_Work instructions_
An exact repetition of the listing is required.
--- Entries shown Enclosed Below ---
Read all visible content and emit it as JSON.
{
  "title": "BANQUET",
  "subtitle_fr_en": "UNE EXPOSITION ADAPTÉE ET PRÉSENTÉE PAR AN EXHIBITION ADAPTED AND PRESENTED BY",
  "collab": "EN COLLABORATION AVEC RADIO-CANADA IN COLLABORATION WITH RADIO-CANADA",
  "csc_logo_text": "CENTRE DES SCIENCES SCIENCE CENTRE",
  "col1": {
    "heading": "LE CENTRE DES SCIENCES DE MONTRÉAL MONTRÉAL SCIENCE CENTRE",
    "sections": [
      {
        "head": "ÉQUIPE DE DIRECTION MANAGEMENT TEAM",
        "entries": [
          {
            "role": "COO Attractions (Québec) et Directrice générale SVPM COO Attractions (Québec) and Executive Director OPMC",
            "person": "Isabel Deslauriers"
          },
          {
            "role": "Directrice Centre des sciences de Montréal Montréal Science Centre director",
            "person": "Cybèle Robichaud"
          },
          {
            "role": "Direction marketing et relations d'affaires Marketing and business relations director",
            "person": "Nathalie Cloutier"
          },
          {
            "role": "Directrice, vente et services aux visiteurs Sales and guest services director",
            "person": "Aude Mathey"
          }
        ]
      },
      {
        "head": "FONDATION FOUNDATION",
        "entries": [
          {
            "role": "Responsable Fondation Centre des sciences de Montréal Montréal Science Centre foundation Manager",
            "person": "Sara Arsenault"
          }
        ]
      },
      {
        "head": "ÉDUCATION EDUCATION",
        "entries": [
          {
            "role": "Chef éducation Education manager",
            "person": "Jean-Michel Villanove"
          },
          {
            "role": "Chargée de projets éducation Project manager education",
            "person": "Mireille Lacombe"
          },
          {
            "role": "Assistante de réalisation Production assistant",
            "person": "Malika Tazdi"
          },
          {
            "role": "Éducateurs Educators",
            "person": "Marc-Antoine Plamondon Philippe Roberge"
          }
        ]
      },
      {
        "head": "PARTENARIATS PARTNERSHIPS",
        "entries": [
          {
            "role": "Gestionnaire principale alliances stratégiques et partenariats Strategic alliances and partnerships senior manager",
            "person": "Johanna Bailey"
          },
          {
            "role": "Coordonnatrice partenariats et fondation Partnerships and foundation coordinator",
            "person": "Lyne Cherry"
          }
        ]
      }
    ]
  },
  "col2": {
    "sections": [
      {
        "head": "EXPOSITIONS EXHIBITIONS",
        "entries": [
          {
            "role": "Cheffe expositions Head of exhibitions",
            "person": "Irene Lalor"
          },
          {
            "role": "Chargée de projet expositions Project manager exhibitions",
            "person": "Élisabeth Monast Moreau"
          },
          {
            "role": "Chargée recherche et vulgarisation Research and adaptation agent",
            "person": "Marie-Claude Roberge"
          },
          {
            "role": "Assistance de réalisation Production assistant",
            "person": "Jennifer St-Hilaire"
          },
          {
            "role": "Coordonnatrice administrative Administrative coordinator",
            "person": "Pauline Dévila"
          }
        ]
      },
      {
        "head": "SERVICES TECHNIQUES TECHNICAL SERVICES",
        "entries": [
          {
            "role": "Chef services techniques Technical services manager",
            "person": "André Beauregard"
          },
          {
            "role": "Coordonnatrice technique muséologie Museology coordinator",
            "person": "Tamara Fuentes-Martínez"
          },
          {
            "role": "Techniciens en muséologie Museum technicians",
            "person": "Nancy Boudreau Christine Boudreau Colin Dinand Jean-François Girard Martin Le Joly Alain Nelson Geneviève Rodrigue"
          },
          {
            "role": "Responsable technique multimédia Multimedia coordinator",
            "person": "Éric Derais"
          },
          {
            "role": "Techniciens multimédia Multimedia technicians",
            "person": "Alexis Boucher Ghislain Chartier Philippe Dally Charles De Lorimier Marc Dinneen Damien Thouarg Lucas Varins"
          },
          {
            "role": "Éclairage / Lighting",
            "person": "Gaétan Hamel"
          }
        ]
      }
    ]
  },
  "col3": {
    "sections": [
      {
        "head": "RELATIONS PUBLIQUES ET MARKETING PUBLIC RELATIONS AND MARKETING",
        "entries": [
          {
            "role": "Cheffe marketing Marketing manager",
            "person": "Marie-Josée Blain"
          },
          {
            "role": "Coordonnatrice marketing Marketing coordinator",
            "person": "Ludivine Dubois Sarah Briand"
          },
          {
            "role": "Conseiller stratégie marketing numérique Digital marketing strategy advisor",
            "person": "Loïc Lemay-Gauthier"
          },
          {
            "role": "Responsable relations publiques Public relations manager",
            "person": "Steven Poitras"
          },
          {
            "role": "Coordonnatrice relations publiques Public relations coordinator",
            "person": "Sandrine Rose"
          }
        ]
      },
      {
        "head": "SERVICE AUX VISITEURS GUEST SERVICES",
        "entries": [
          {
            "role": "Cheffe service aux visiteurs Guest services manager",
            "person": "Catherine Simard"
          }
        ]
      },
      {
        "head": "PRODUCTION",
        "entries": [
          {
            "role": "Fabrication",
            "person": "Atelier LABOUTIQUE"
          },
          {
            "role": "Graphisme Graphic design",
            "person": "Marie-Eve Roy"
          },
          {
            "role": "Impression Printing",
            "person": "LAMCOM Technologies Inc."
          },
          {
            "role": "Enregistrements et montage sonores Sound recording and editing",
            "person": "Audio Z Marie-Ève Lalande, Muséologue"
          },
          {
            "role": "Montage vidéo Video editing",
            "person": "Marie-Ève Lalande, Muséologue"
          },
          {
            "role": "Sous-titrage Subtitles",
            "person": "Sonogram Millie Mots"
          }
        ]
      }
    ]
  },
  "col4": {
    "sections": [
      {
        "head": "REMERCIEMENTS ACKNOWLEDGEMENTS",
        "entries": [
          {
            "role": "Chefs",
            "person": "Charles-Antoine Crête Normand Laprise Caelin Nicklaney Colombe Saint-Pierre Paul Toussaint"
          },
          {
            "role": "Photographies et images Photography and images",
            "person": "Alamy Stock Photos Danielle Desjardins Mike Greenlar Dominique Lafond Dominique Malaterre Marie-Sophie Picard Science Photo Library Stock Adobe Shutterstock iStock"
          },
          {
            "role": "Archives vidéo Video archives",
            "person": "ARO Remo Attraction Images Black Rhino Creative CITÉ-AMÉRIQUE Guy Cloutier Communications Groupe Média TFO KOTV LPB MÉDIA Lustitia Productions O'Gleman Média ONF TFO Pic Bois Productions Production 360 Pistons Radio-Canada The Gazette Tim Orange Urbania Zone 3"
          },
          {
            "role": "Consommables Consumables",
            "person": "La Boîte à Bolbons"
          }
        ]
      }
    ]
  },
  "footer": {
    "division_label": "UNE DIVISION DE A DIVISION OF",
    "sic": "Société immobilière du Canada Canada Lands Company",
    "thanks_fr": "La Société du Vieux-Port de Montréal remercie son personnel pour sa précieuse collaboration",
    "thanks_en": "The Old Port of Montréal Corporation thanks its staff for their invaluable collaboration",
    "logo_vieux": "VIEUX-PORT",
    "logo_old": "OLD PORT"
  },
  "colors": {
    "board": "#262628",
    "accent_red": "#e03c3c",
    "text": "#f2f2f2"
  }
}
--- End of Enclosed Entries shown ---
_Answer to the problem_
Read all visible content and emit it as JSON.
{
  "title": "BANQUET",
  "subtitle_fr_en": "UNE EXPOSITION ADAPTÉE ET PRÉSENTÉE PAR AN EXHIBITION ADAPTED AND PRESENTED BY",
  "collab": "EN COLLABORATION AVEC RADIO-CANADA IN COLLABORATION WITH RADIO-CANADA",
  "csc_logo_text": "CENTRE DES SCIENCES SCIENCE CENTRE",
  "col1": {
    "heading": "LE CENTRE DES SCIENCES DE MONTRÉAL MONTRÉAL SCIENCE CENTRE",
    "sections": [
      {
        "head": "ÉQUIPE DE DIRECTION MANAGEMENT TEAM",
        "entries": [
          {
            "role": "COO Attractions (Québec) et Directrice générale SVPM COO Attractions (Québec) and Executive Director OPMC",
            "person": "Isabel Deslauriers"
          },
          {
            "role": "Directrice Centre des sciences de Montréal Montréal Science Centre director",
            "person": "Cybèle Robichaud"
          },
          {
            "role": "Direction marketing et relations d'affaires Marketing and business relations director",
            "person": "Nathalie Cloutier"
          },
          {
            "role": "Directrice, vente et services aux visiteurs Sales and guest services director",
            "person": "Aude Mathey"
          }
        ]
      },
      {
        "head": "FONDATION FOUNDATION",
        "entries": [
          {
            "role": "Responsable Fondation Centre des sciences de Montréal Montréal Science Centre foundation Manager",
            "person": "Sara Arsenault"
          }
        ]
      },
      {
        "head": "ÉDUCATION EDUCATION",
        "entries": [
          {
            "role": "Chef éducation Education manager",
            "person": "Jean-Michel Villanove"
          },
          {
            "role": "Chargée de projets éducation Project manager education",
            "person": "Mireille Lacombe"
          },
          {
            "role": "Assistante de réalisation Production assistant",
            "person": "Malika Tazdi"
          },
          {
            "role": "Éducateurs Educators",
            "person": "Marc-Antoine Plamondon Philippe Roberge"
          }
        ]
      },
      {
        "head": "PARTENARIATS PARTNERSHIPS",
        "entries": [
          {
            "role": "Gestionnaire principale alliances stratégiques et partenariats Strategic alliances and partnerships senior manager",
            "person": "Johanna Bailey"
          },
          {
            "role": "Coordonnatrice partenariats et fondation Partnerships and foundation coordinator",
            "person": "Lyne Cherry"
          }
        ]
      }
    ]
  },
  "col2": {
    "sections": [
      {
        "head": "EXPOSITIONS EXHIBITIONS",
        "entries": [
          {
            "role": "Cheffe expositions Head of exhibitions",
            "person": "Irene Lalor"
          },
          {
            "role": "Chargée de projet expositions Project manager exhibitions",
            "person": "Élisabeth Monast Moreau"
          },
          {
            "role": "Chargée recherche et vulgarisation Research and adaptation agent",
            "person": "Marie-Claude Roberge"
          },
          {
            "role": "Assistance de réalisation Production assistant",
            "person": "Jennifer St-Hilaire"
          },
          {
            "role": "Coordonnatrice administrative Administrative coordinator",
            "person": "Pauline Dévila"
          }
        ]
      },
      {
        "head": "SERVICES TECHNIQUES TECHNICAL SERVICES",
        "entries": [
          {
            "role": "Chef services techniques Technical services manager",
            "person": "André Beauregard"
          },
          {
            "role": "Coordonnatrice technique muséologie Museology coordinator",
            "person": "Tamara Fuentes-Martínez"
          },
          {
            "role": "Techniciens en muséologie Museum technicians",
            "person": "Nancy Boudreau Christine Boudreau Colin Dinand Jean-François Girard Martin Le Joly Alain Nelson Geneviève Rodrigue"
          },
          {
            "role": "Responsable technique multimédia Multimedia coordinator",
            "person": "Éric Derais"
          },
          {
            "role": "Techniciens multimédia Multimedia technicians",
            "person": "Alexis Boucher Ghislain Chartier Philippe Dally Charles De Lorimier Marc Dinneen Damien Thouarg Lucas Varins"
          },
          {
            "role": "Éclairage / Lighting",
            "person": "Gaétan Hamel"
          }
        ]
      }
    ]
  },
  "col3": {
    "sections": [
      {
        "head": "RELATIONS PUBLIQUES ET MARKETING PUBLIC RELATIONS AND MARKETING",
        "entries": [
          {
            "role": "Cheffe marketing Marketing manager",
            "person": "Marie-Josée Blain"
          },
          {
            "role": "Coordonnatrice marketing Marketing coordinator",
            "person": "Ludivine Dubois Sarah Briand"
          },
          {
            "role": "Conseiller stratégie marketing numérique Digital marketing strategy advisor",
            "person": "Loïc Lemay-Gauthier"
          },
          {
            "role": "Responsable relations publiques Public relations manager",
            "person": "Steven Poitras"
          },
          {
            "role": "Coordonnatrice relations publiques Public relations coordinator",
            "person": "Sandrine Rose"
          }
        ]
      },
      {
        "head": "SERVICE AUX VISITEURS GUEST SERVICES",
        "entries": [
          {
            "role": "Cheffe service aux visiteurs Guest services manager",
            "person": "Catherine Simard"
          }
        ]
      },
      {
        "head": "PRODUCTION",
        "entries": [
          {
            "role": "Fabrication",
            "person": "Atelier LABOUTIQUE"
          },
          {
            "role": "Graphisme Graphic design",
            "person": "Marie-Eve Roy"
          },
          {
            "role": "Impression Printing",
            "person": "LAMCOM Technologies Inc."
          },
          {
            "role": "Enregistrements et montage sonores Sound recording and editing",
            "person": "Audio Z Marie-Ève Lalande, Muséologue"
          },
          {
            "role": "Montage vidéo Video editing",
            "person": "Marie-Ève Lalande, Muséologue"
          },
          {
            "role": "Sous-titrage Subtitles",
            "person": "Sonogram Millie Mots"
          }
        ]
      }
    ]
  },
  "col4": {
    "sections": [
      {
        "head": "REMERCIEMENTS ACKNOWLEDGEMENTS",
        "entries": [
          {
            "role": "Chefs",
            "person": "Charles-Antoine Crête Normand Laprise Caelin Nicklaney Colombe Saint-Pierre Paul Toussaint"
          },
          {
            "role": "Photographies et images Photography and images",
            "person": "Alamy Stock Photos Danielle Desjardins Mike Greenlar Dominique Lafond Dominique Malaterre Marie-Sophie Picard Science Photo Library Stock Adobe Shutterstock iStock"
          },
          {
            "role": "Archives vidéo Video archives",
            "person": "ARO Remo Attraction Images Black Rhino Creative CITÉ-AMÉRIQUE Guy Cloutier Communications Groupe Média TFO KOTV LPB MÉDIA Lustitia Productions O'Gleman Média ONF TFO Pic Bois Productions Production 360 Pistons Radio-Canada The Gazette Tim Orange Urbania Zone 3"
          },
          {
            "role": "Consommables Consumables",
            "person": "La Boîte à Bolbons"
          }
        ]
      }
    ]
  },
  "footer": {
    "division_label": "UNE DIVISION DE A DIVISION OF",
    "sic": "Société immobilière du Canada Canada Lands Company",
    "thanks_fr": "La Société du Vieux-Port de Montréal remercie son personnel pour sa précieuse collaboration",
    "thanks_en": "The Old Port of Montréal Corporation thanks its staff for their invaluable collaboration",
    "logo_vieux": "VIEUX-PORT",
    "logo_old": "OLD PORT"
  },
  "colors": {
    "board": "#262628",
    "accent_red": "#e03c3c",
    "text": "#f2f2f2"
  }
}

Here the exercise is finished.